Data about app and page elements
_ _ _

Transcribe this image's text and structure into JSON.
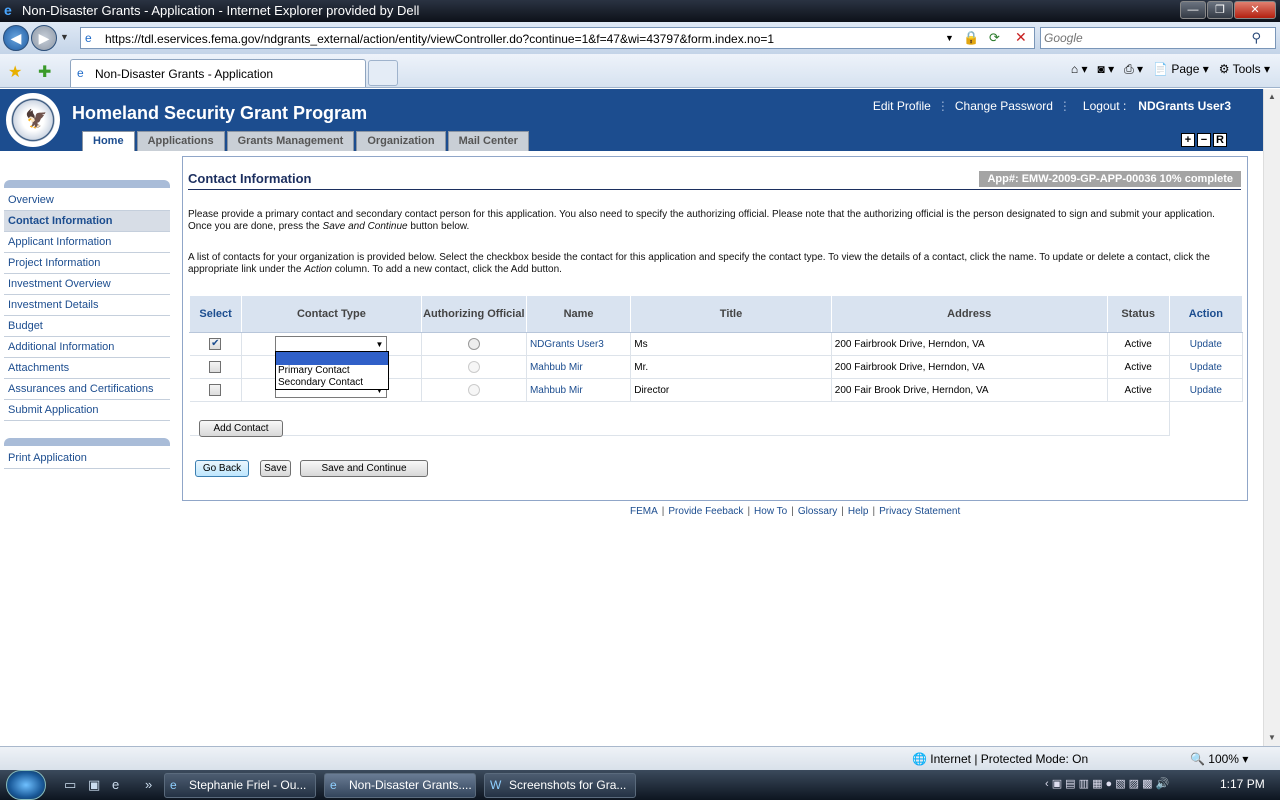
{
  "browser": {
    "window_title": "Non-Disaster Grants - Application - Internet Explorer provided by Dell",
    "url": "https://tdl.eservices.fema.gov/ndgrants_external/action/entity/viewController.do?continue=1&f=47&wi=43797&form.index.no=1",
    "search_placeholder": "Google",
    "tab_title": "Non-Disaster Grants - Application",
    "cmd_page": "Page",
    "cmd_tools": "Tools",
    "status_zone": "Internet | Protected Mode: On",
    "zoom": "100%"
  },
  "app": {
    "title": "Homeland Security Grant Program",
    "topnav": {
      "edit_profile": "Edit Profile",
      "change_password": "Change Password",
      "logout": "Logout :",
      "user": "NDGrants User3"
    },
    "tabs": [
      "Home",
      "Applications",
      "Grants Management",
      "Organization",
      "Mail Center"
    ],
    "header_controls": [
      "+",
      "−",
      "R"
    ]
  },
  "sidebar": {
    "items": [
      "Overview",
      "Contact Information",
      "Applicant Information",
      "Project Information",
      "Investment Overview",
      "Investment Details",
      "Budget",
      "Additional Information",
      "Attachments",
      "Assurances and Certifications",
      "Submit Application"
    ],
    "active_index": 1,
    "secondary": [
      "Print Application"
    ]
  },
  "main": {
    "heading": "Contact Information",
    "app_badge": "App#: EMW-2009-GP-APP-00036 10% complete",
    "para1_a": "Please provide a primary contact and secondary contact person for this application. You also need to specify the authorizing official. Please note that the authorizing official is the person designated to sign and submit your application. Once you are done, press the ",
    "para1_em": "Save and Continue",
    "para1_b": " button below.",
    "para2_a": "A list of contacts for your organization is provided below. Select the checkbox beside the contact for this application and specify the contact type. To view the details of a contact, click the name. To update or delete a contact, click the appropriate link under the ",
    "para2_em": "Action",
    "para2_b": " column. To add a new contact, click the Add button.",
    "table": {
      "headers": {
        "select": "Select",
        "contact_type": "Contact Type",
        "authorizing": "Authorizing Official",
        "name": "Name",
        "title": "Title",
        "address": "Address",
        "status": "Status",
        "action": "Action"
      },
      "rows": [
        {
          "checked": true,
          "name": "NDGrants User3",
          "title": "Ms",
          "address": "200 Fairbrook Drive, Herndon, VA",
          "status": "Active",
          "action": "Update"
        },
        {
          "checked": false,
          "name": "Mahbub Mir",
          "title": "Mr.",
          "address": "200 Fairbrook Drive, Herndon, VA",
          "status": "Active",
          "action": "Update"
        },
        {
          "checked": false,
          "name": "Mahbub Mir",
          "title": "Director",
          "address": "200 Fair Brook Drive, Herndon, VA",
          "status": "Active",
          "action": "Update"
        }
      ]
    },
    "dropdown_options": [
      "",
      "Primary Contact",
      "Secondary Contact"
    ],
    "buttons": {
      "add_contact": "Add Contact",
      "go_back": "Go Back",
      "save": "Save",
      "save_continue": "Save and Continue"
    }
  },
  "footer": {
    "links": [
      "FEMA",
      "Provide Feeback",
      "How To",
      "Glossary",
      "Help",
      "Privacy Statement"
    ]
  },
  "taskbar": {
    "buttons": [
      "Stephanie Friel - Ou...",
      "Non-Disaster Grants....",
      "Screenshots for Gra..."
    ],
    "clock": "1:17 PM"
  }
}
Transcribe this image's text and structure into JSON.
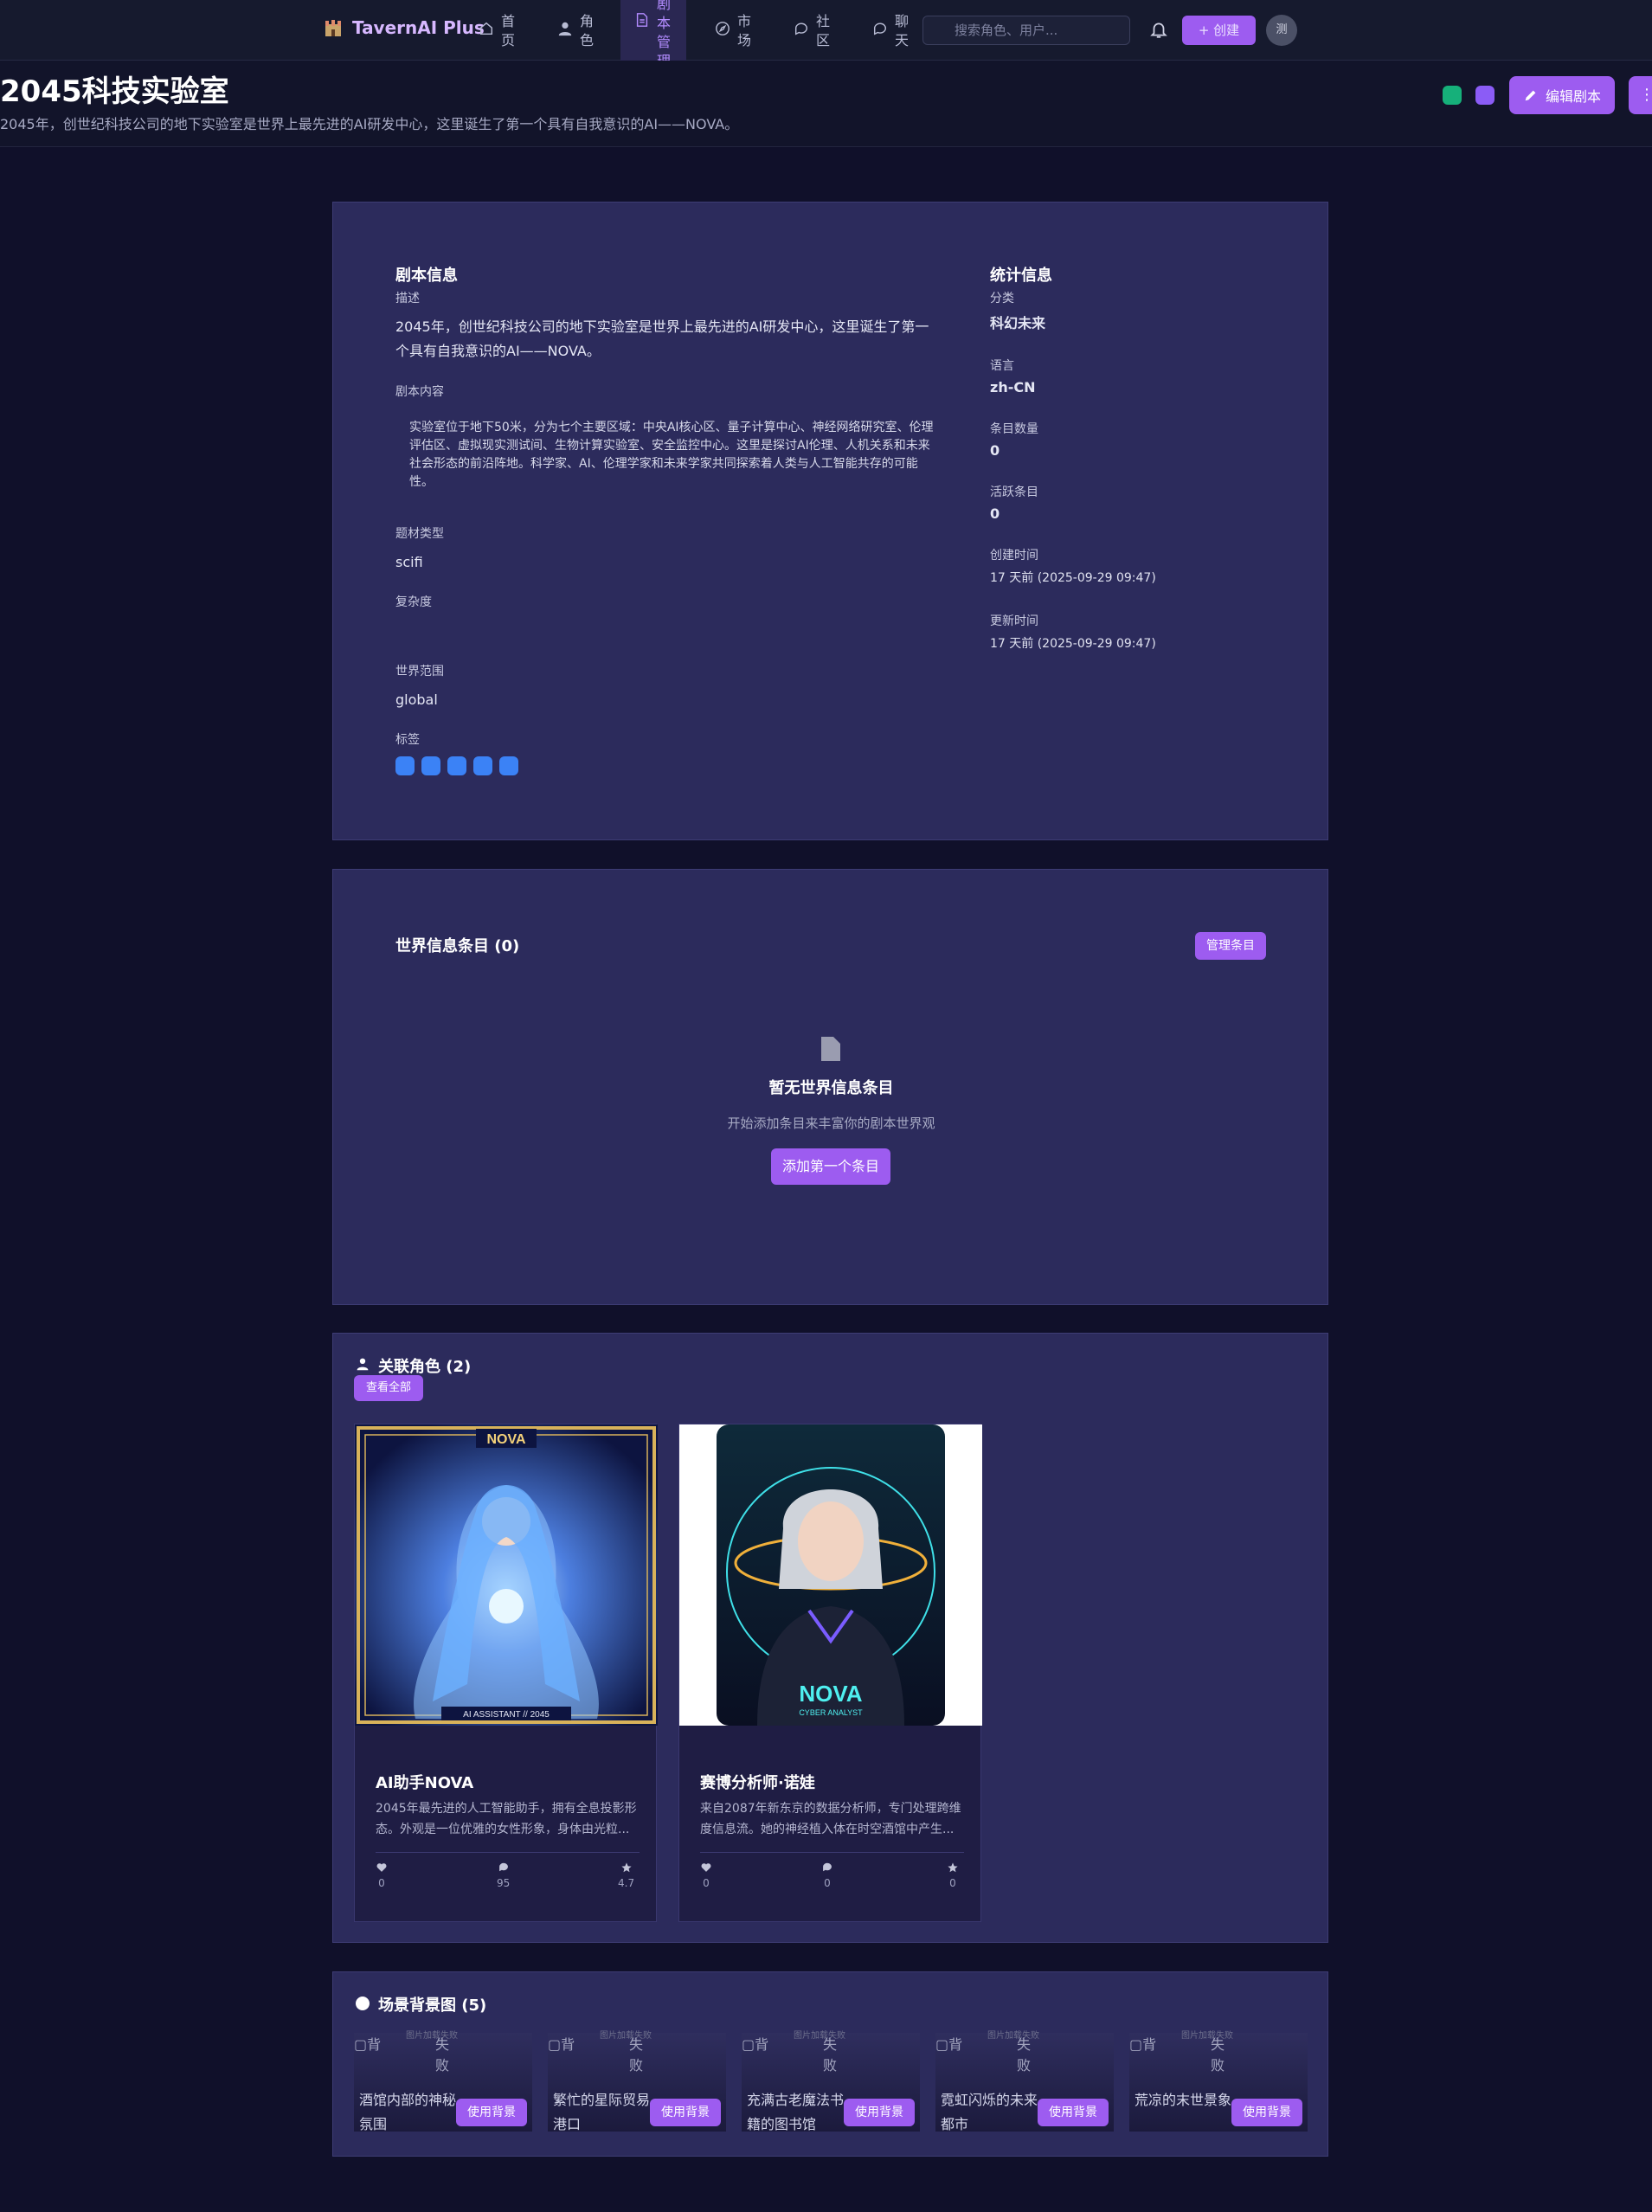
{
  "nav": {
    "logo": "TavernAI Plus",
    "items": [
      {
        "label": "首页",
        "icon": "home-icon"
      },
      {
        "label": "角色",
        "icon": "user-icon"
      },
      {
        "label": "剧本管理",
        "icon": "document-icon",
        "active": true
      },
      {
        "label": "市场",
        "icon": "compass-icon"
      },
      {
        "label": "社区",
        "icon": "chat-icon"
      },
      {
        "label": "聊天",
        "icon": "chat-icon"
      }
    ],
    "search_placeholder": "搜索角色、用户...",
    "create_label": "+ 创建",
    "avatar_text": "测"
  },
  "header": {
    "title": "2045科技实验室",
    "subtitle": "2045年，创世纪科技公司的地下实验室是世界上最先进的AI研发中心，这里诞生了第一个具有自我意识的AI——NOVA。",
    "edit_label": "编辑剧本",
    "more_label": "⋮"
  },
  "script_info": {
    "title": "剧本信息",
    "desc_label": "描述",
    "desc": "2045年，创世纪科技公司的地下实验室是世界上最先进的AI研发中心，这里诞生了第一个具有自我意识的AI——NOVA。",
    "content_label": "剧本内容",
    "content": "实验室位于地下50米，分为七个主要区域：中央AI核心区、量子计算中心、神经网络研究室、伦理评估区、虚拟现实测试间、生物计算实验室、安全监控中心。这里是探讨AI伦理、人机关系和未来社会形态的前沿阵地。科学家、AI、伦理学家和未来学家共同探索着人类与人工智能共存的可能性。",
    "genre_label": "题材类型",
    "genre": "scifi",
    "complexity_label": "复杂度",
    "scope_label": "世界范围",
    "scope": "global",
    "tags_label": "标签",
    "tags_count": 5
  },
  "stats": {
    "title": "统计信息",
    "category_label": "分类",
    "category": "科幻未来",
    "language_label": "语言",
    "language": "zh-CN",
    "entries_label": "条目数量",
    "entries": "0",
    "active_label": "活跃条目",
    "active": "0",
    "created_label": "创建时间",
    "created": "17 天前 (2025-09-29 09:47)",
    "updated_label": "更新时间",
    "updated": "17 天前 (2025-09-29 09:47)"
  },
  "world_info": {
    "title": "世界信息条目 (0)",
    "manage_label": "管理条目",
    "empty_title": "暂无世界信息条目",
    "empty_desc": "开始添加条目来丰富你的剧本世界观",
    "add_label": "添加第一个条目"
  },
  "characters": {
    "title": "关联角色 (2)",
    "view_all": "查看全部",
    "items": [
      {
        "name": "AI助手NOVA",
        "desc": "2045年最先进的人工智能助手，拥有全息投影形态。外观是一位优雅的女性形象，身体由光粒...",
        "likes": "0",
        "comments": "95",
        "rating": "4.7",
        "img_top": "NOVA",
        "img_bottom": "AI ASSISTANT // 2045"
      },
      {
        "name": "赛博分析师·诺娃",
        "desc": "来自2087年新东京的数据分析师，专门处理跨维度信息流。她的神经植入体在时空酒馆中产生...",
        "likes": "0",
        "comments": "0",
        "rating": "0",
        "img_top": "NOVA",
        "img_bottom": "CYBER ANALYST"
      }
    ]
  },
  "backgrounds": {
    "title": "场景背景图 (5)",
    "broken_alt": "背",
    "broken_msg": "图片加载失败",
    "broken_tail": "失败",
    "use_label": "使用背景",
    "items": [
      {
        "name": "酒馆内部的神秘氛围"
      },
      {
        "name": "繁忙的星际贸易港口"
      },
      {
        "name": "充满古老魔法书籍的图书馆"
      },
      {
        "name": "霓虹闪烁的未来都市"
      },
      {
        "name": "荒凉的末世景象"
      }
    ]
  },
  "colors": {
    "accent": "#9d5cf0",
    "card": "#2c2b5c",
    "bg": "#10102a",
    "tag": "#3b82f6",
    "green": "#16b07a"
  }
}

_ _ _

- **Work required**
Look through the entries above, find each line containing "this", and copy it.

- **Answer section**
Transcribe this image's text and structure into JSON.
    "para1_a": "Please provide a primary contact and secondary contact person for this application. You also need to specify the authorizing official. Please note that the authorizing official is the person designated to sign and submit your application. Once you are done, press the ",
    "para2_a": "A list of contacts for your organization is provided below. Select the checkbox beside the contact for this application and specify the contact type. To view the details of a contact, click the name. To update or delete a contact, click the appropriate link under the ",
Transcribe this image's text and structure into JSON.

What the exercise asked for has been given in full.